Website and app data records:
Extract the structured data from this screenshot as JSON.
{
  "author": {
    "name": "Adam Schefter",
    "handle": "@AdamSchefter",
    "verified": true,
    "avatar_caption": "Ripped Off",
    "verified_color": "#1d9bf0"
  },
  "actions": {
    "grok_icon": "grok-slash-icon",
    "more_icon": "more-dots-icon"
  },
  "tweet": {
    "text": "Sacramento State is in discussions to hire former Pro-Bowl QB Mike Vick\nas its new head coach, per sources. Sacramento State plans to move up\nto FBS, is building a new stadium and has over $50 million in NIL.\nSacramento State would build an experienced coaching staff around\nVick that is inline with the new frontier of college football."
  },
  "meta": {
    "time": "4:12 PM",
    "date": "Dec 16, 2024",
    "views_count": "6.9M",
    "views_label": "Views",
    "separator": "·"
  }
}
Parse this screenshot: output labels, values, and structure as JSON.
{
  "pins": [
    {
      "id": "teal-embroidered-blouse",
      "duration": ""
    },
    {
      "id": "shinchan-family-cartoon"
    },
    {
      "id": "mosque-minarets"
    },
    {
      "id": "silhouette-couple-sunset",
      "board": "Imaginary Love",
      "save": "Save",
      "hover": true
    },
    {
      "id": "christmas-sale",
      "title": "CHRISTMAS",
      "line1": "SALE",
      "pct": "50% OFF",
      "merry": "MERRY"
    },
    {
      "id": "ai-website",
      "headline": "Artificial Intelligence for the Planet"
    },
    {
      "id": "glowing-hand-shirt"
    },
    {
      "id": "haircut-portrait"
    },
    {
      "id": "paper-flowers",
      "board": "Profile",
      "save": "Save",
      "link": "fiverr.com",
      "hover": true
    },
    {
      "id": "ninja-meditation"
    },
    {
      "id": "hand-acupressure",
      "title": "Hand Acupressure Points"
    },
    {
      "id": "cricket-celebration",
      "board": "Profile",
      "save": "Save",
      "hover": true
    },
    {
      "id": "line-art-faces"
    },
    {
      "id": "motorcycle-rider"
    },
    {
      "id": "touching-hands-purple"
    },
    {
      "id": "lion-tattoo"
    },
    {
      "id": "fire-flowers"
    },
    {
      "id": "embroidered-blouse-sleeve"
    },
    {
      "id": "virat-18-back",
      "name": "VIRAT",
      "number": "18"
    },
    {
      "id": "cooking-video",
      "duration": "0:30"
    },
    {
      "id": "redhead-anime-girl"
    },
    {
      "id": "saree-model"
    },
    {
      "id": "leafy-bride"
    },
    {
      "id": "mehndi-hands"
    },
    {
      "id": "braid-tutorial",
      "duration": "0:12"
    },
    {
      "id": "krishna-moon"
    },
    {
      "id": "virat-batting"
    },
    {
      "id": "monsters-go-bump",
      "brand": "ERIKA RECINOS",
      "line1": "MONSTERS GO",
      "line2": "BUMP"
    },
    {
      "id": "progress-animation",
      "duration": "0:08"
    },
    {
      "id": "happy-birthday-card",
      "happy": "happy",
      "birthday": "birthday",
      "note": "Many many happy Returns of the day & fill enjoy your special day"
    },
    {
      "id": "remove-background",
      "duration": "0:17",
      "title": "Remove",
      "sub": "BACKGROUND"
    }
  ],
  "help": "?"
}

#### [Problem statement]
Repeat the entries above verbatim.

#### [Reply]
Extract the structured data from this screenshot as JSON.
{
  "author": {
    "name": "Adam Schefter",
    "handle": "@AdamSchefter",
    "verified": true,
    "avatar_caption": "Ripped Off",
    "verified_color": "#1d9bf0"
  },
  "actions": {
    "grok_icon": "grok-slash-icon",
    "more_icon": "more-dots-icon"
  },
  "tweet": {
    "text": "Sacramento State is in discussions to hire former Pro-Bowl QB Mike Vick\nas its new head coach, per sources. Sacramento State plans to move up\nto FBS, is building a new stadium and has over $50 million in NIL.\nSacramento State would build an experienced coaching staff around\nVick that is inline with the new frontier of college football."
  },
  "meta": {
    "time": "4:12 PM",
    "date": "Dec 16, 2024",
    "views_count": "6.9M",
    "views_label": "Views",
    "separator": "·"
  }
}
Parse this screenshot: output labels, values, and structure as JSON.
{
  "pins": [
    {
      "id": "teal-embroidered-blouse",
      "duration": ""
    },
    {
      "id": "shinchan-family-cartoon"
    },
    {
      "id": "mosque-minarets"
    },
    {
      "id": "silhouette-couple-sunset",
      "board": "Imaginary Love",
      "save": "Save",
      "hover": true
    },
    {
      "id": "christmas-sale",
      "title": "CHRISTMAS",
      "line1": "SALE",
      "pct": "50% OFF",
      "merry": "MERRY"
    },
    {
      "id": "ai-website",
      "headline": "Artificial Intelligence for the Planet"
    },
    {
      "id": "glowing-hand-shirt"
    },
    {
      "id": "haircut-portrait"
    },
    {
      "id": "paper-flowers",
      "board": "Profile",
      "save": "Save",
      "link": "fiverr.com",
      "hover": true
    },
    {
      "id": "ninja-meditation"
    },
    {
      "id": "hand-acupressure",
      "title": "Hand Acupressure Points"
    },
    {
      "id": "cricket-celebration",
      "board": "Profile",
      "save": "Save",
      "hover": true
    },
    {
      "id": "line-art-faces"
    },
    {
      "id": "motorcycle-rider"
    },
    {
      "id": "touching-hands-purple"
    },
    {
      "id": "lion-tattoo"
    },
    {
      "id": "fire-flowers"
    },
    {
      "id": "embroidered-blouse-sleeve"
    },
    {
      "id": "virat-18-back",
      "name": "VIRAT",
      "number": "18"
    },
    {
      "id": "cooking-video",
      "duration": "0:30"
    },
    {
      "id": "redhead-anime-girl"
    },
    {
      "id": "saree-model"
    },
    {
      "id": "leafy-bride"
    },
    {
      "id": "mehndi-hands"
    },
    {
      "id": "braid-tutorial",
      "duration": "0:12"
    },
    {
      "id": "krishna-moon"
    },
    {
      "id": "virat-batting"
    },
    {
      "id": "monsters-go-bump",
      "brand": "ERIKA RECINOS",
      "line1": "MONSTERS GO",
      "line2": "BUMP"
    },
    {
      "id": "progress-animation",
      "duration": "0:08"
    },
    {
      "id": "happy-birthday-card",
      "happy": "happy",
      "birthday": "birthday",
      "note": "Many many happy Returns of the day & fill enjoy your special day"
    },
    {
      "id": "remove-background",
      "duration": "0:17",
      "title": "Remove",
      "sub": "BACKGROUND"
    }
  ],
  "help": "?"
}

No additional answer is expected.